Under these conditions, it is only normal that we are concerned about the health of the financial markets, now almost completely ‘emancipated’ from the real economy. In any case, it seems clear that an absolute limit to capitalist expansion is being reached, beyond which there are no economic miracles awaiting us (no ‘Green New Deal’ or other pious illusions) but a future of increasingly apocalyptic scenarios. All this can be summed up with one of Jacques Lacan’s most significant mottos: “the Big Other does not exist” (il n’y a pas de Grand Autre). Translated for our daily use at the time of global mass contagion, this maxim means: capitalism (i.e. its blind, anonymous and brutally compulsive production dynamic) is running out of rabbits to pull out of its hat when confronted by the crises—or viruses—it generates. In the Preface to his Philosophy of Right, Hegel wrote that the task of philosophy is to reveal “a form of life grown old”,(3) which as such has exhausted its historical possibilities. We should now give priority to this philosophical mission. We lack the ground under our feet, the presupposition of our actions is vanishing, the mediation that has socialized us for centuries falters. In other words, we are at dusk, and the owl of Minerva must prepare to take flight. If we must stay indoors, sentenced as we are to a bizarre state of house arrest, we should at least take the opportunity to reflect on what is causing this state of emergency, and what comes next.

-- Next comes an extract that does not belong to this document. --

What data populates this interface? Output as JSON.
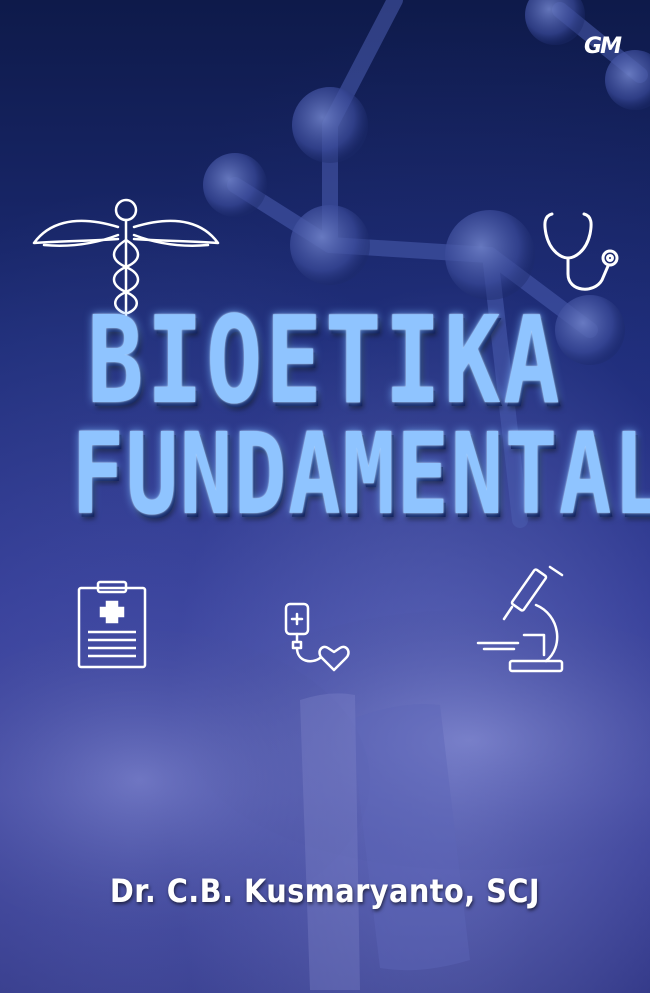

- Rob Wallace, Big Farms Make Big Flu: Dispaches on Influenza, Agribusiness and the Nature of Science (Monthly Review Press, New York, 2016). See also “Notes on a novel coronavirus,” in and the interview “‘Capitalism is a disease hotspot’.”

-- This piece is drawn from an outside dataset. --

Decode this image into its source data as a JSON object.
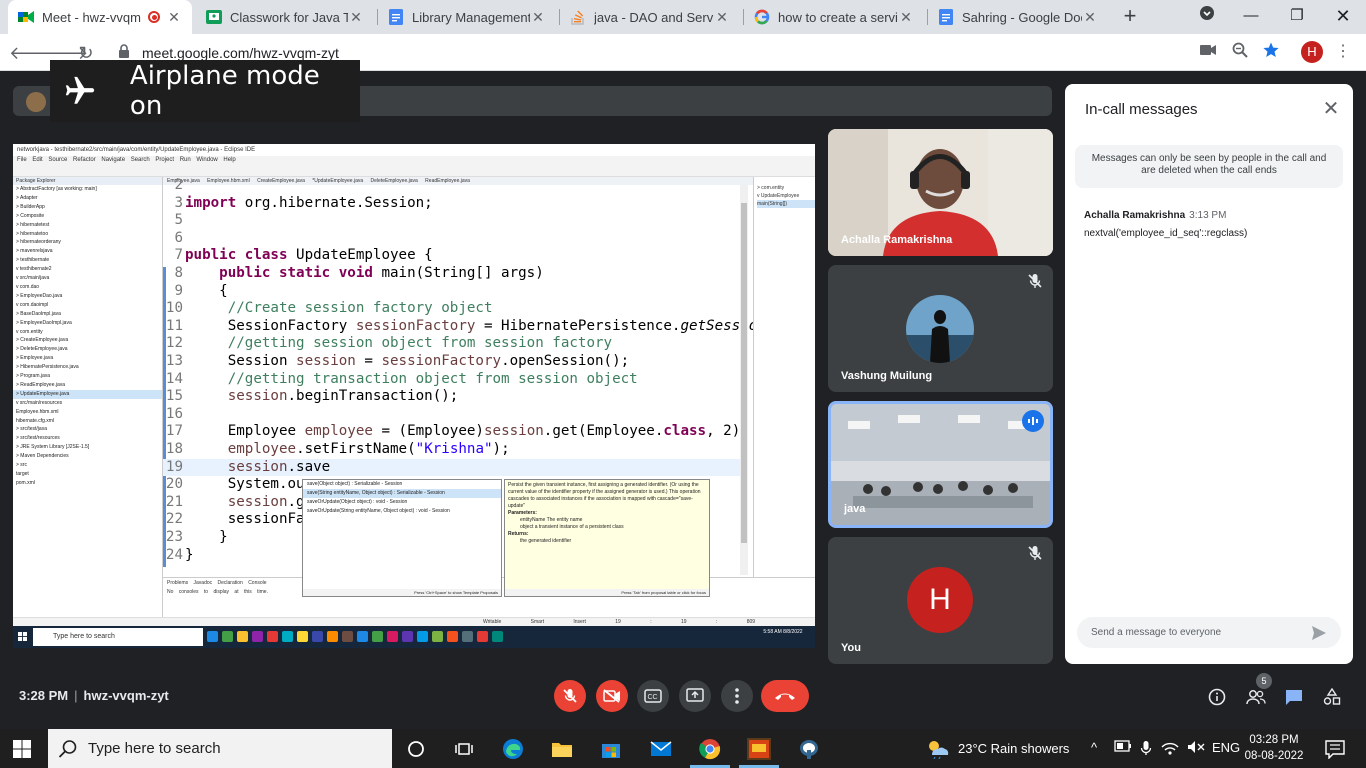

- Wallace, Big Farms Make Big Flu, p. 280.
- Georg Wilhelm Friedrich Hegel, Outlines of the Philosophy of Right (Oxford University Press, Oxford, 2008), p. 16.